Balancing and Harvest: With all the work of planting, sowing, and growth comes the expectation and excitement of the harvest—when all of our hard work pays off. The land, too, is literally bursting at the seams in late August and throughout September with many of the traditional foods that would sustain people through the long winter: nuts, fruits, apples, pumpkins, winter squash, potatoes, and more. The Fall equinox (Sept 21st) also marks the point where we move from the light half to the dark half of the year—and a time for us reflecting and regaining balance in our lives.

 

Composting: We are uncomfortable with compost in this culture. Things are thrown away, discarded, but not always composted.
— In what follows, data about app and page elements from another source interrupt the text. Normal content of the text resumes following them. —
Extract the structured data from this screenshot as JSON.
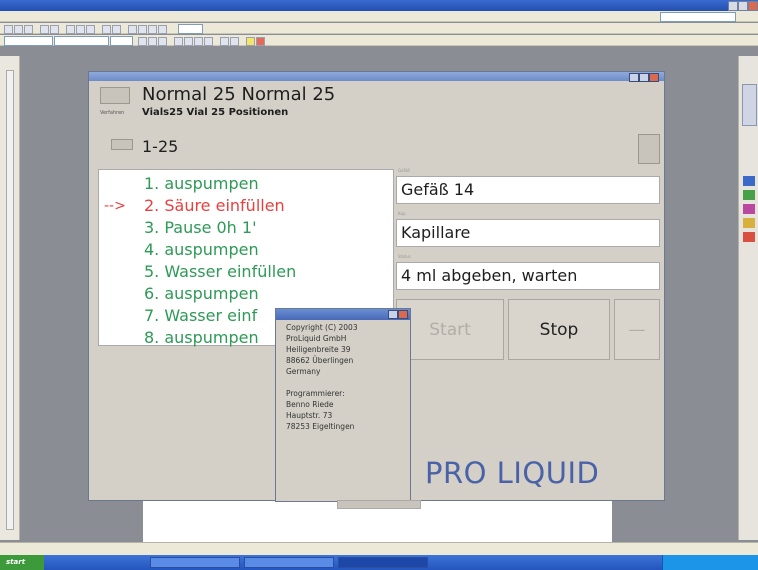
{
  "app": {
    "header": {
      "mode": "Normal 25  Normal 25",
      "subtitle": "Vials25  Vial 25 Positionen",
      "subtitle_tag": "Verfahren"
    },
    "range": {
      "value": "1-25"
    },
    "steps": [
      {
        "text": "1. auspumpen",
        "state": "done"
      },
      {
        "text": "2. Säure einfüllen",
        "state": "active"
      },
      {
        "text": "3. Pause 0h 1'",
        "state": "pending"
      },
      {
        "text": "4. auspumpen",
        "state": "pending"
      },
      {
        "text": "5. Wasser einfüllen",
        "state": "pending"
      },
      {
        "text": "6. auspumpen",
        "state": "pending"
      },
      {
        "text": "7. Wasser einf",
        "state": "pending"
      },
      {
        "text": "8. auspumpen",
        "state": "pending"
      }
    ],
    "active_marker": "-->",
    "fields": {
      "vessel": "Gefäß 14",
      "vessel_tag": "Gefäß",
      "capillary": "Kapillare",
      "capillary_tag": "Kap.",
      "status": "4 ml abgeben, warten",
      "status_tag": "Status"
    },
    "buttons": {
      "start": "Start",
      "stop": "Stop",
      "extra": "—"
    },
    "brand": "PRO LIQUID"
  },
  "about": {
    "text": "Copyright (C) 2003\nProLiquid GmbH\nHeiligenbreite 39\n88662 Überlingen\nGermany\n\nProgrammierer:\nBenno Riede\nHauptstr. 73\n78253 Eigeltingen"
  },
  "colors": {
    "done": "#2d9a55",
    "active": "#e8403e",
    "brand": "#4a62a8"
  },
  "taskbar": {
    "start_label": "start"
  }
}
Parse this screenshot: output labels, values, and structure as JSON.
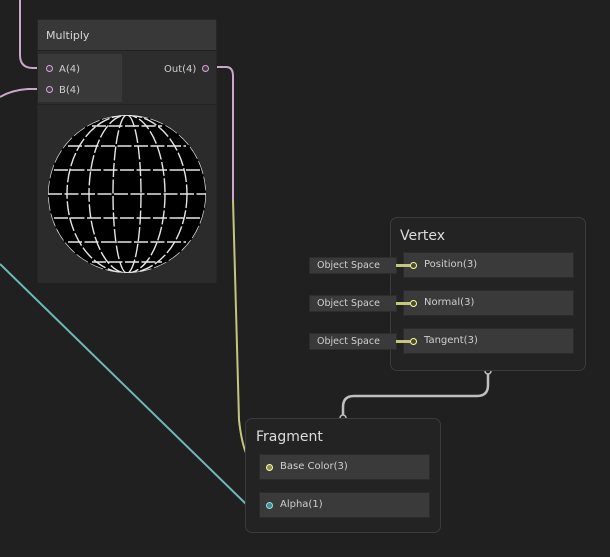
{
  "multiply_node": {
    "title": "Multiply",
    "inputs": [
      {
        "label": "A(4)"
      },
      {
        "label": "B(4)"
      }
    ],
    "output": {
      "label": "Out(4)"
    }
  },
  "vertex_block": {
    "title": "Vertex",
    "slots": [
      {
        "label": "Position(3)",
        "space": "Object Space"
      },
      {
        "label": "Normal(3)",
        "space": "Object Space"
      },
      {
        "label": "Tangent(3)",
        "space": "Object Space"
      }
    ]
  },
  "fragment_block": {
    "title": "Fragment",
    "slots": [
      {
        "label": "Base Color(3)"
      },
      {
        "label": "Alpha(1)"
      }
    ]
  },
  "colors": {
    "background": "#202020",
    "vector4_port": "#d4a9d4",
    "vector3_port": "#f6ff9a",
    "float_port": "#84e4e7",
    "wire_vector4": "#c9a8c9",
    "wire_vector3": "#c4c67c",
    "wire_float": "#6fb8b9",
    "wire_flow": "#bfbfbf"
  }
}
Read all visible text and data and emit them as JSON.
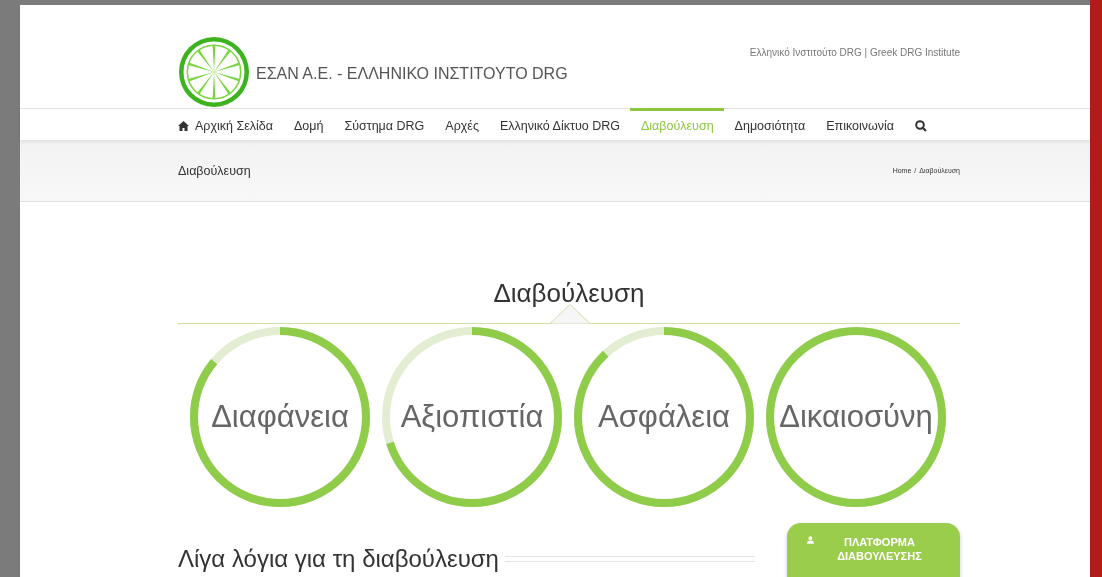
{
  "header": {
    "site_title": "ΕΣΑΝ Α.Ε. - ΕΛΛΗΝΙΚΟ ΙΝΣΤΙΤΟΥΤΟ DRG",
    "tagline": "Ελληνικό Ινστιτούτο DRG | Greek DRG Institute"
  },
  "nav": [
    {
      "label": "Αρχική Σελίδα",
      "kind": "home",
      "selected": false
    },
    {
      "label": "Δομή",
      "kind": "link",
      "selected": false
    },
    {
      "label": "Σύστημα DRG",
      "kind": "link",
      "selected": false
    },
    {
      "label": "Αρχές",
      "kind": "link",
      "selected": false
    },
    {
      "label": "Ελληνικό Δίκτυο DRG",
      "kind": "link",
      "selected": false
    },
    {
      "label": "Διαβούλευση",
      "kind": "link",
      "selected": true
    },
    {
      "label": "Δημοσιότητα",
      "kind": "link",
      "selected": false
    },
    {
      "label": "Επικοινωνία",
      "kind": "link",
      "selected": false
    },
    {
      "kind": "search",
      "selected": false
    }
  ],
  "page_title_bar": {
    "title": "Διαβούλευση",
    "breadcrumb": [
      {
        "label": "Home"
      },
      {
        "label": "Διαβούλευση"
      }
    ],
    "separator": "/"
  },
  "section_title": "Διαβούλευση",
  "gauges": [
    {
      "label": "Διαφάνεια"
    },
    {
      "label": "Αξιοπιστία"
    },
    {
      "label": "Ασφάλεια"
    },
    {
      "label": "Δικαιοσύνη"
    }
  ],
  "about_heading": "Λίγα λόγια για τη διαβούλευση",
  "platform_button": {
    "label": "ΠΛΑΤΦΟΡΜΑ ΔΙΑΒΟΥΛΕΥΣΗΣ"
  }
}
The lesson of this time in the sun’s cycle can be a difficult but necessary one. As things that are no longer needed or no longer serve us build up around us, it is critical to clear them away and transform them so that we can move forward in our lives. Composting, in a physical sense, is what happens when the trees drop their leaves each season—these leaves turn into soil over time and that soil is host to a whole web of life. In the life of a farmer or gardener, this is when you clear out the old annual plants, trim things back, mulch your perennials, and prepare for the cold season—this is necessary work if anything is to grow. Failure to clear out the old prevents the new from coming forth. And by Samhain around November 1st, the land (at least where I live) is cold and appearing lifeless.

 

Resting: Despite modern surrounding productivity and cultural values encouraging staying busy and being workaholics; the lesson we learn from the sun cycles is that in order to be abundant and produce a harvest, we must rest, and this rest must be equal to every other phase in our lives. It is at this point, during the darkest night of the year (December 21st), that we can look to nature for guidance. The trees are still, their roots growing deeper into the earth; the perennial plants are alive and yet resting in their toots; living off of the stored nutrients of the past year. The beehive is sealed up, living off of honey stores, waiting for spring. Even many animals rest and hibernate during this part of the year. Without this resting period, the land would quickly be worn out. Without rest, we too are quickly worn out. This period of the sun’s cycle also provides an additional lesson: this is the time of darkness on our lands, but it is a naturally occurring process. This does not suggest that the dark are evil or to be avoided—they are a natural parts of our lives, and we can learn from them—and look forward to the sun’s light again.

 

Rejuvenating: As part of our rest in the dark half of the year, we need to find ways of rejuvenating our bodies, our minds, and our spirits—and February 1st is a perfect time to do this: light candles, take hot bubble baths, drink warm teas, find creative time, and get a weekend away! Rest is different than rejuvenation—after a period of rest, we are ready to inspire ourselves, treat ourselves, and start to look ahead.

 

Even if our lives in practice don’t reflect the cycles of the sun, what they do reflect for us is the importance of these periods of time in our lives. Do we get real relaxation? Do we get to nurture our own creative energies and birth things in the world? Do we have times to celebrate, to harvest, to compost, and to simply be still? The sun is there, each day, teaching us its careful and patient lesson. The moon, too, is always in her phase bringing in her quiet light. These cycles give us deeper understanding of ourselves, and principles to live by, principles that can help us create harmony and balance in our lives every day of the year.

 

I like to take time regularly to reflect upon the sun and moon cycles in my life. They help me balance, they remind me to rest, they comfort me when the composting or dark times are happening. I hope they do the same for you.

 

For more writings on the yearly cycles, see my posts on the Druid Wheel of the Year, a guided meditation, and Sustainable Activities for the Fall Equinox, Winter Solstice, Spring Equinox, and Summer Solstice.